Accordingly, as we gather here today to commemorate the heroic life of Toussaint Louverture and the birth of French democracy and values of liberte, fraternite and egalite we also commemorate the realization of Toussaint’s prophesy of a free Africa, and a world free of slavery, and recommit ourselves to the elimination of all forms of oppression and unfair discrimination.
We recall the Declaration of the World Conference against Racism, Racial Discrimination, Xenophobia and Related Intolerance, held in SA in 2001, in which the nations of the world pronounced that:
“…slavery and the slave trade …were appalling tragedies in the history of humanity not only because of their abhorrent barbarism but also in terms of their magnitude, organized nature and especially their negation of the essence of their victims, and further acknowledge that slavery and the slave trade are a crime against humanity and should always have been so…”.

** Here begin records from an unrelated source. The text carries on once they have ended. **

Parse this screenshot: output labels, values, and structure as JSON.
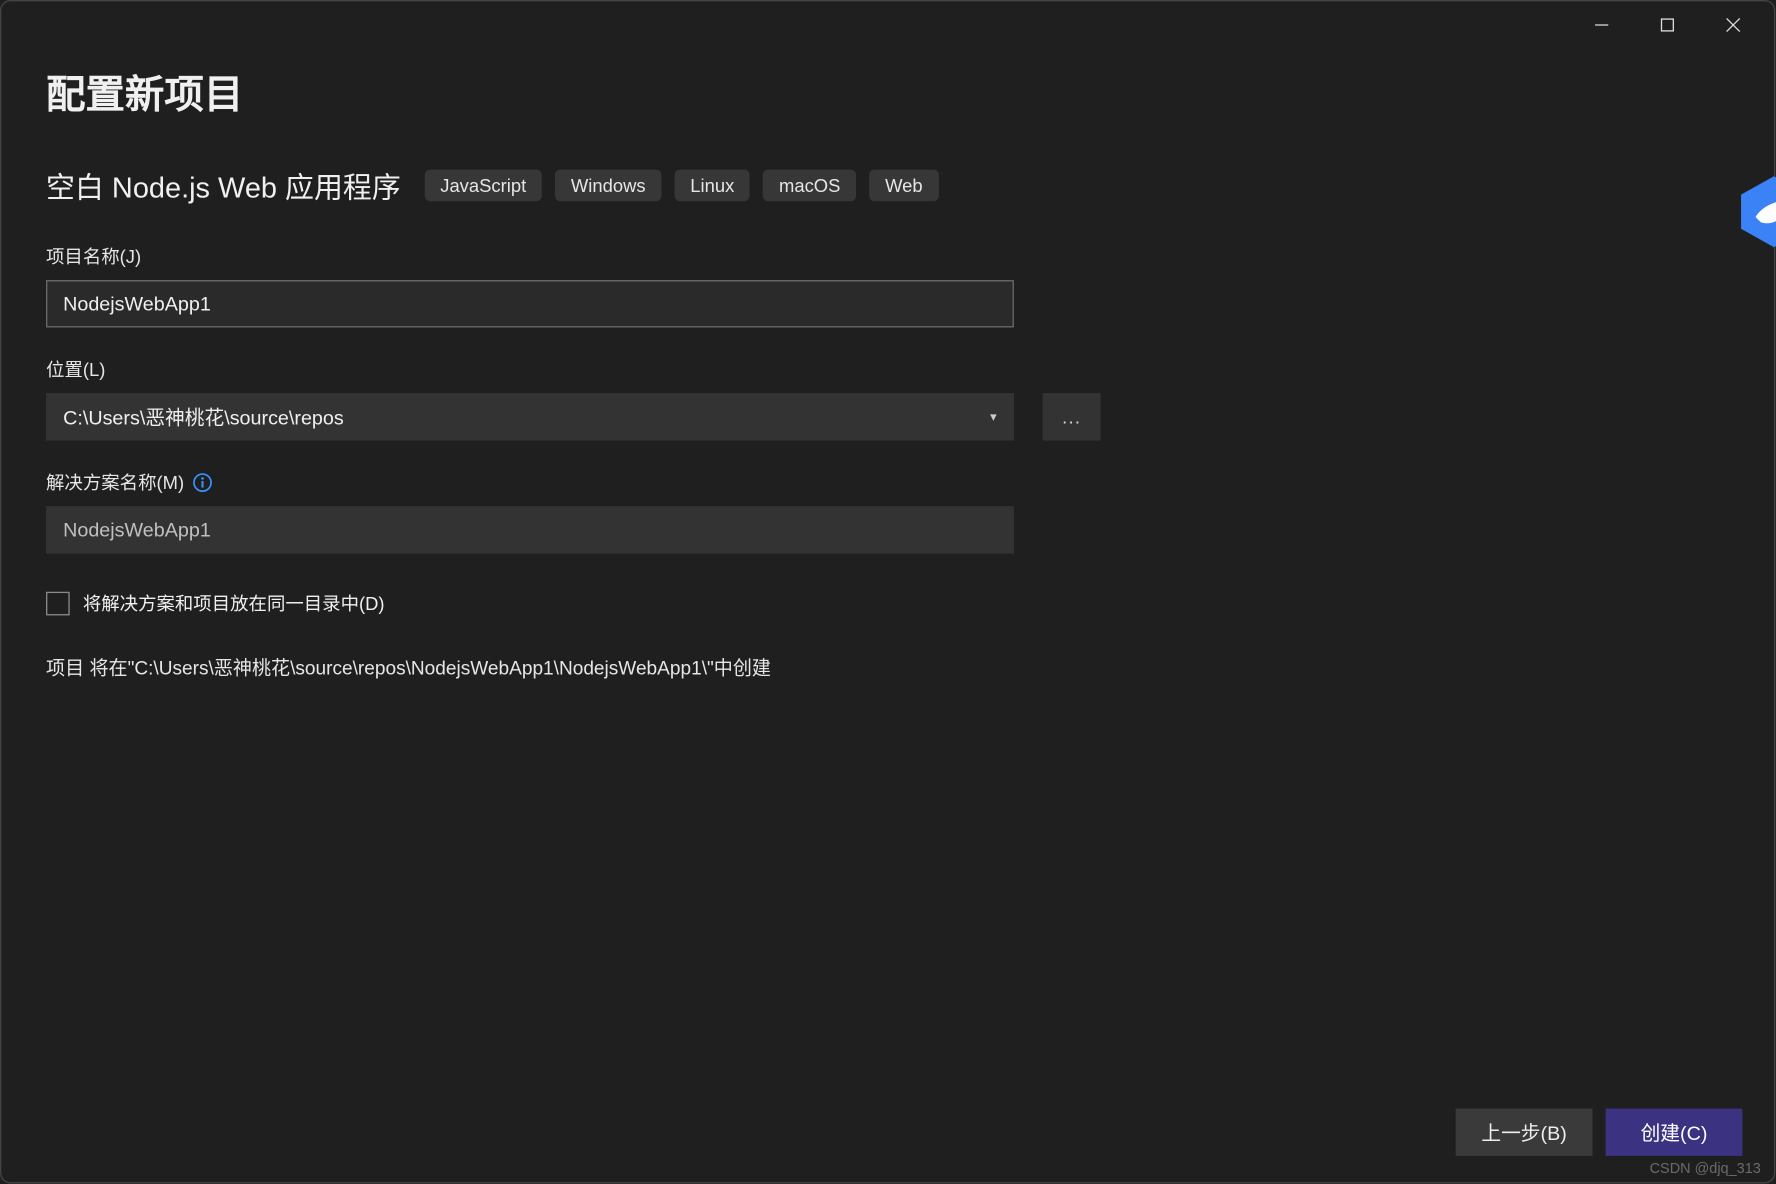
{
  "header": {
    "title": "配置新项目",
    "subtitle": "空白 Node.js Web 应用程序",
    "tags": [
      "JavaScript",
      "Windows",
      "Linux",
      "macOS",
      "Web"
    ]
  },
  "fields": {
    "project_name": {
      "label": "项目名称(J)",
      "value": "NodejsWebApp1"
    },
    "location": {
      "label": "位置(L)",
      "value": "C:\\Users\\恶神桃花\\source\\repos",
      "browse_label": "..."
    },
    "solution_name": {
      "label": "解决方案名称(M)",
      "value": "NodejsWebApp1"
    },
    "same_dir_checkbox": {
      "checked": false,
      "label": "将解决方案和项目放在同一目录中(D)"
    }
  },
  "summary": "项目 将在\"C:\\Users\\恶神桃花\\source\\repos\\NodejsWebApp1\\NodejsWebApp1\\\"中创建",
  "footer": {
    "back_label": "上一步(B)",
    "create_label": "创建(C)"
  },
  "watermark": "CSDN @djq_313",
  "colors": {
    "background": "#1f1f1f",
    "accent": "#3b3282",
    "info_icon": "#3794ff",
    "badge": "#3b82f6"
  }
}
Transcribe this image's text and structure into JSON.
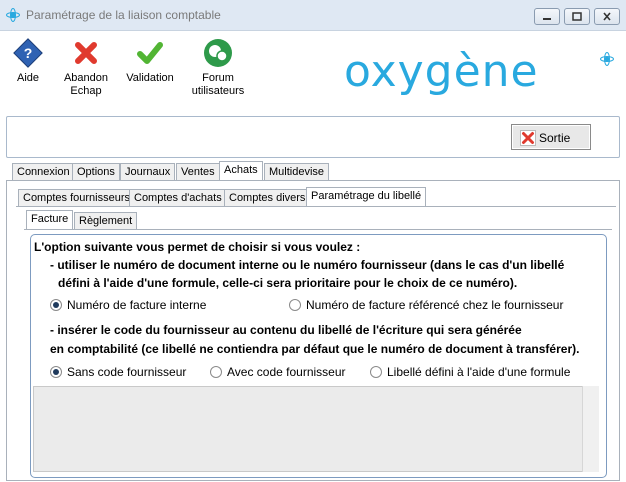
{
  "window": {
    "title": "Paramétrage de la liaison comptable"
  },
  "toolbar": {
    "aide": "Aide",
    "abandon_line1": "Abandon",
    "abandon_line2": "Echap",
    "validation": "Validation",
    "forum_line1": "Forum",
    "forum_line2": "utilisateurs"
  },
  "logo": {
    "text": "oxygène",
    "color": "#29a9df"
  },
  "sortie_label": "Sortie",
  "main_tabs": [
    "Connexion",
    "Options",
    "Journaux",
    "Ventes",
    "Achats",
    "Multidevise"
  ],
  "main_tab_active": "Achats",
  "sub_tabs": [
    "Comptes fournisseurs",
    "Comptes d'achats",
    "Comptes divers",
    "Paramétrage du libellé"
  ],
  "sub_tab_active": "Paramétrage du libellé",
  "inner_tabs": [
    "Facture",
    "Règlement"
  ],
  "inner_tab_active": "Facture",
  "content": {
    "intro": "L'option suivante vous permet de choisir si vous voulez :",
    "bullet1_line1": "- utiliser le numéro de document interne ou le numéro fournisseur (dans le cas d'un libellé",
    "bullet1_line2": "défini à l'aide d'une formule, celle-ci sera prioritaire pour le choix de ce numéro).",
    "radio_group1": [
      {
        "label": "Numéro de facture interne",
        "checked": true
      },
      {
        "label": "Numéro de facture référencé chez le fournisseur",
        "checked": false
      }
    ],
    "bullet2_line1": "- insérer le code du fournisseur au contenu du libellé de l'écriture qui sera générée",
    "bullet2_line2": "en comptabilité (ce libellé ne contiendra par défaut que le numéro de document à transférer).",
    "radio_group2": [
      {
        "label": "Sans code fournisseur",
        "checked": true
      },
      {
        "label": "Avec code fournisseur",
        "checked": false
      },
      {
        "label": "Libellé défini à l'aide d'une formule",
        "checked": false
      }
    ]
  },
  "colors": {
    "accent": "#29a9df",
    "abandon": "#e03a2e",
    "validation": "#52b534",
    "forum": "#2e9a4a",
    "help": "#2f62b3"
  }
}
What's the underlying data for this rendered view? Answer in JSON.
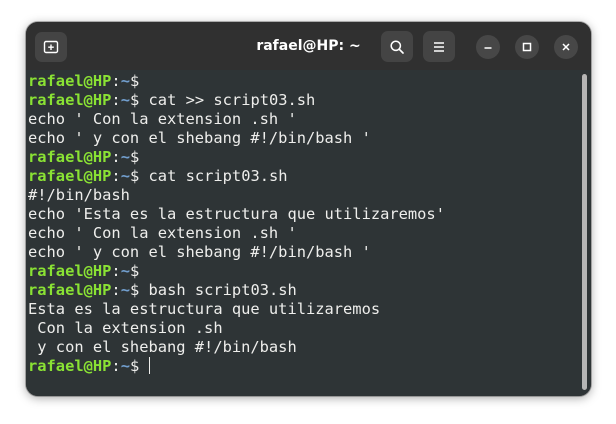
{
  "window": {
    "title": "rafael@HP: ~"
  },
  "prompt": {
    "user_host": "rafael@HP",
    "separator": ":",
    "path": "~",
    "symbol": "$"
  },
  "terminal": {
    "lines": [
      {
        "type": "prompt",
        "command": ""
      },
      {
        "type": "prompt",
        "command": "cat >> script03.sh"
      },
      {
        "type": "output",
        "text": "echo ' Con la extension .sh '"
      },
      {
        "type": "output",
        "text": "echo ' y con el shebang #!/bin/bash '"
      },
      {
        "type": "prompt",
        "command": ""
      },
      {
        "type": "prompt",
        "command": "cat script03.sh"
      },
      {
        "type": "output",
        "text": "#!/bin/bash"
      },
      {
        "type": "output",
        "text": "echo 'Esta es la estructura que utilizaremos'"
      },
      {
        "type": "output",
        "text": "echo ' Con la extension .sh '"
      },
      {
        "type": "output",
        "text": "echo ' y con el shebang #!/bin/bash '"
      },
      {
        "type": "prompt",
        "command": ""
      },
      {
        "type": "prompt",
        "command": "bash script03.sh"
      },
      {
        "type": "output",
        "text": "Esta es la estructura que utilizaremos"
      },
      {
        "type": "output",
        "text": " Con la extension .sh"
      },
      {
        "type": "output",
        "text": " y con el shebang #!/bin/bash"
      },
      {
        "type": "prompt",
        "command": "",
        "cursor": true
      }
    ]
  },
  "icons": {
    "new_tab": "new-tab-icon",
    "search": "search-icon",
    "menu": "hamburger-menu-icon",
    "minimize": "minimize-icon",
    "maximize": "maximize-icon",
    "close": "close-icon"
  },
  "colors": {
    "user_host": "#8ae234",
    "path": "#729fcf",
    "text": "#eeeeec",
    "background": "#2e3436",
    "titlebar": "#303030"
  }
}
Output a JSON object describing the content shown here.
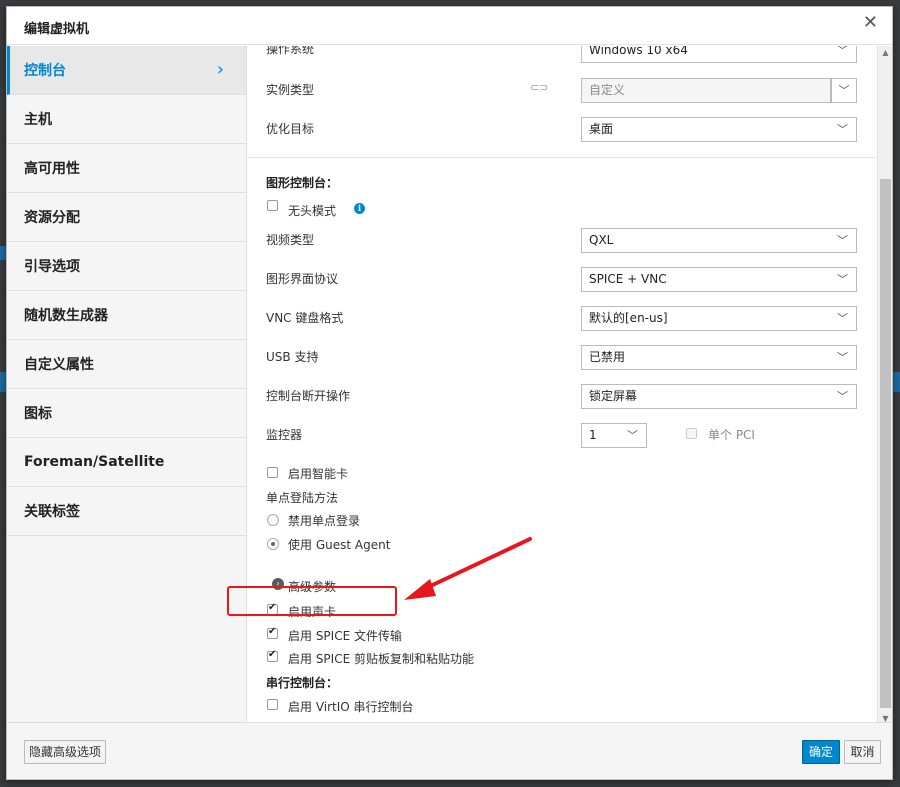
{
  "dialog": {
    "title": "编辑虚拟机"
  },
  "sidebar": {
    "items": [
      {
        "label": "控制台"
      },
      {
        "label": "主机"
      },
      {
        "label": "高可用性"
      },
      {
        "label": "资源分配"
      },
      {
        "label": "引导选项"
      },
      {
        "label": "随机数生成器"
      },
      {
        "label": "自定义属性"
      },
      {
        "label": "图标"
      },
      {
        "label": "Foreman/Satellite"
      },
      {
        "label": "关联标签"
      }
    ]
  },
  "general": {
    "os_label": "操作系统",
    "os_value": "Windows 10 x64",
    "instance_type_label": "实例类型",
    "instance_type_value": "自定义",
    "optimize_label": "优化目标",
    "optimize_value": "桌面"
  },
  "graphics": {
    "heading": "图形控制台：",
    "headless_label": "无头模式",
    "video_type_label": "视频类型",
    "video_type_value": "QXL",
    "protocol_label": "图形界面协议",
    "protocol_value": "SPICE + VNC",
    "vnc_keymap_label": "VNC 键盘格式",
    "vnc_keymap_value": "默认的[en-us]",
    "usb_label": "USB 支持",
    "usb_value": "已禁用",
    "disconnect_label": "控制台断开操作",
    "disconnect_value": "锁定屏幕",
    "monitors_label": "监控器",
    "monitors_value": "1",
    "single_pci_label": "单个 PCI",
    "smartcard_label": "启用智能卡",
    "sso_label": "单点登陆方法",
    "sso_disable_label": "禁用单点登录",
    "sso_guest_agent_label": "使用 Guest Agent",
    "advanced_label": "高级参数",
    "soundcard_label": "启用声卡",
    "spice_file_label": "启用 SPICE 文件传输",
    "spice_clipboard_label": "启用 SPICE 剪贴板复制和粘贴功能"
  },
  "serial": {
    "heading": "串行控制台：",
    "virtio_label": "启用 VirtIO 串行控制台"
  },
  "footer": {
    "hide_advanced_label": "隐藏高级选项",
    "ok_label": "确定",
    "cancel_label": "取消"
  },
  "colors": {
    "accent": "#0088ce",
    "highlight": "#e8171c"
  }
}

The conference furthermore affirmed that “the global fight against racism, racial discrimination, xenophobia and related intolerances and all their abhorrent and evolving forms and manifestations is a matter of priority for the international community”.
As we meet here today, we are mindful of the many challenges facing the African people and the developing world. We assert that the primary challenge facing the world today is to prioritise the special needs of Africa. We must recognize this as the most urgent global priority confronting humanity in this century.
In the words of President Mbeki, as he addressed the Bicentenary of the Independence of Haiti in January 2003, he said:
“These are challenges we must urgently overcome. Together we have a duty to join hands in mutual beneficial solidarity, to work in partnership to defeat poverty, underdevelopment, conflict and instability.
For far too long have Africans been incapacitated by the debilitating scourge of poverty.
For far too long have the unbroken cries of the African child failed to sooth the pangs of hunger”.
We are mindful of the many challenges confronting us as Africans, on the continent and elsewhere. We assert that it is only through broad and sustained efforts to create a shared future based on our common humanity, and all its diversity, that we can guarantee our own futures, the futures of our children and the future of our planet.
We must choose the path to peace, hope and solidarity, committed to addressing the social and economic injustices of the world.
To this end we call upon all nations of the world to work together in a real partnership with Africa and the developing world to bring the promise of a better life for all closer. In much the same way as Toussaint Louverture found solidarity for his own struggle against slavery and racial discrimination with the people of France, so too can we find solidarity today with all the People of France and Europe, with Haiti and South Africa and Africa, and with all the peoples and nations of the world to proclaim that the fight against poverty and underdevelopment is simultaneously a fight against oppression, a fight against injustice and a fight for a better world.
SA, as a country committed to these principles, we are firm in the view that the means and resources to create a better world for all are available. To Toussaint Louverture we say: the ideals for which you lived for and the ideals for which you died, live today, in each one of us, determined to end all forms of slavery, injustice, racism, sexism, discrimination and all related intolerances.
The struggle continues…
I thank you.